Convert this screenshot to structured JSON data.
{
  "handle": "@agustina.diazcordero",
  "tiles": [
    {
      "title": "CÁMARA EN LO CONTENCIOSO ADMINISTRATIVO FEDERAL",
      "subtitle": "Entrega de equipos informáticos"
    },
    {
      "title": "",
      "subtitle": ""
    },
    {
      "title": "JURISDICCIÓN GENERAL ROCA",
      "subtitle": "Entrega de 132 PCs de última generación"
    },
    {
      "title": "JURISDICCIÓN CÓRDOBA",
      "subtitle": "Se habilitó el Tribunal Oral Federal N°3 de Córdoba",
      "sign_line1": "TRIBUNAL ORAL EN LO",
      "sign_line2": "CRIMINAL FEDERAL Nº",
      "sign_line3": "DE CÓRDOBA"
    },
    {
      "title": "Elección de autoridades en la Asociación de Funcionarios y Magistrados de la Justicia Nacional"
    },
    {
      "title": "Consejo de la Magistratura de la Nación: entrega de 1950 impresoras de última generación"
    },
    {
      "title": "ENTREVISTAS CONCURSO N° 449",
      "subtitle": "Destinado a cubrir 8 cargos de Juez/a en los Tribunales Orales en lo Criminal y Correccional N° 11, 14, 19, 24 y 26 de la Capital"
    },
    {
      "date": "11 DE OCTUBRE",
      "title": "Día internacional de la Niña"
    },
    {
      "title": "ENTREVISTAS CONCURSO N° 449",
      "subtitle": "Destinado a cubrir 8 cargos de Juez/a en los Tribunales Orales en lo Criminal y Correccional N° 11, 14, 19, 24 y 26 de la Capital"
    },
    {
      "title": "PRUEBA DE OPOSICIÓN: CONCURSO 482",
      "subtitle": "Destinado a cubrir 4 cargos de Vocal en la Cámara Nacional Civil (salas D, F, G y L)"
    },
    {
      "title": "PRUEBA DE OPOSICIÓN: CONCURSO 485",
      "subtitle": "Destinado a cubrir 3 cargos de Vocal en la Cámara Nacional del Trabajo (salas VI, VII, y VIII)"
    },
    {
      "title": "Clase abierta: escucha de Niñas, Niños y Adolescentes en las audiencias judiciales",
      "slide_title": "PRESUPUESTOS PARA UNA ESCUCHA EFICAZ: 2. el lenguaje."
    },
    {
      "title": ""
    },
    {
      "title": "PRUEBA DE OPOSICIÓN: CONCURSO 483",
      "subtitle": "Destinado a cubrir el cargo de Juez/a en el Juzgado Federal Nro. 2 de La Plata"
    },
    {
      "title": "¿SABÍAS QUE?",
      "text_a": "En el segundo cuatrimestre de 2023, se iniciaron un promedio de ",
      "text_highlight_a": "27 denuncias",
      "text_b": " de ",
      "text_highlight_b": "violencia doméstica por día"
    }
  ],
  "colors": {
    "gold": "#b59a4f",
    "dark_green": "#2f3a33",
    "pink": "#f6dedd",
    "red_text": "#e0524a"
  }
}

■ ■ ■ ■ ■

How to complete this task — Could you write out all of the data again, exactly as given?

Problem solution —
Convert this screenshot to structured JSON data.
{
  "handle": "@agustina.diazcordero",
  "tiles": [
    {
      "title": "CÁMARA EN LO CONTENCIOSO ADMINISTRATIVO FEDERAL",
      "subtitle": "Entrega de equipos informáticos"
    },
    {
      "title": "",
      "subtitle": ""
    },
    {
      "title": "JURISDICCIÓN GENERAL ROCA",
      "subtitle": "Entrega de 132 PCs de última generación"
    },
    {
      "title": "JURISDICCIÓN CÓRDOBA",
      "subtitle": "Se habilitó el Tribunal Oral Federal N°3 de Córdoba",
      "sign_line1": "TRIBUNAL ORAL EN LO",
      "sign_line2": "CRIMINAL FEDERAL Nº",
      "sign_line3": "DE CÓRDOBA"
    },
    {
      "title": "Elección de autoridades en la Asociación de Funcionarios y Magistrados de la Justicia Nacional"
    },
    {
      "title": "Consejo de la Magistratura de la Nación: entrega de 1950 impresoras de última generación"
    },
    {
      "title": "ENTREVISTAS CONCURSO N° 449",
      "subtitle": "Destinado a cubrir 8 cargos de Juez/a en los Tribunales Orales en lo Criminal y Correccional N° 11, 14, 19, 24 y 26 de la Capital"
    },
    {
      "date": "11 DE OCTUBRE",
      "title": "Día internacional de la Niña"
    },
    {
      "title": "ENTREVISTAS CONCURSO N° 449",
      "subtitle": "Destinado a cubrir 8 cargos de Juez/a en los Tribunales Orales en lo Criminal y Correccional N° 11, 14, 19, 24 y 26 de la Capital"
    },
    {
      "title": "PRUEBA DE OPOSICIÓN: CONCURSO 482",
      "subtitle": "Destinado a cubrir 4 cargos de Vocal en la Cámara Nacional Civil (salas D, F, G y L)"
    },
    {
      "title": "PRUEBA DE OPOSICIÓN: CONCURSO 485",
      "subtitle": "Destinado a cubrir 3 cargos de Vocal en la Cámara Nacional del Trabajo (salas VI, VII, y VIII)"
    },
    {
      "title": "Clase abierta: escucha de Niñas, Niños y Adolescentes en las audiencias judiciales",
      "slide_title": "PRESUPUESTOS PARA UNA ESCUCHA EFICAZ: 2. el lenguaje."
    },
    {
      "title": ""
    },
    {
      "title": "PRUEBA DE OPOSICIÓN: CONCURSO 483",
      "subtitle": "Destinado a cubrir el cargo de Juez/a en el Juzgado Federal Nro. 2 de La Plata"
    },
    {
      "title": "¿SABÍAS QUE?",
      "text_a": "En el segundo cuatrimestre de 2023, se iniciaron un promedio de ",
      "text_highlight_a": "27 denuncias",
      "text_b": " de ",
      "text_highlight_b": "violencia doméstica por día"
    }
  ],
  "colors": {
    "gold": "#b59a4f",
    "dark_green": "#2f3a33",
    "pink": "#f6dedd",
    "red_text": "#e0524a"
  }
}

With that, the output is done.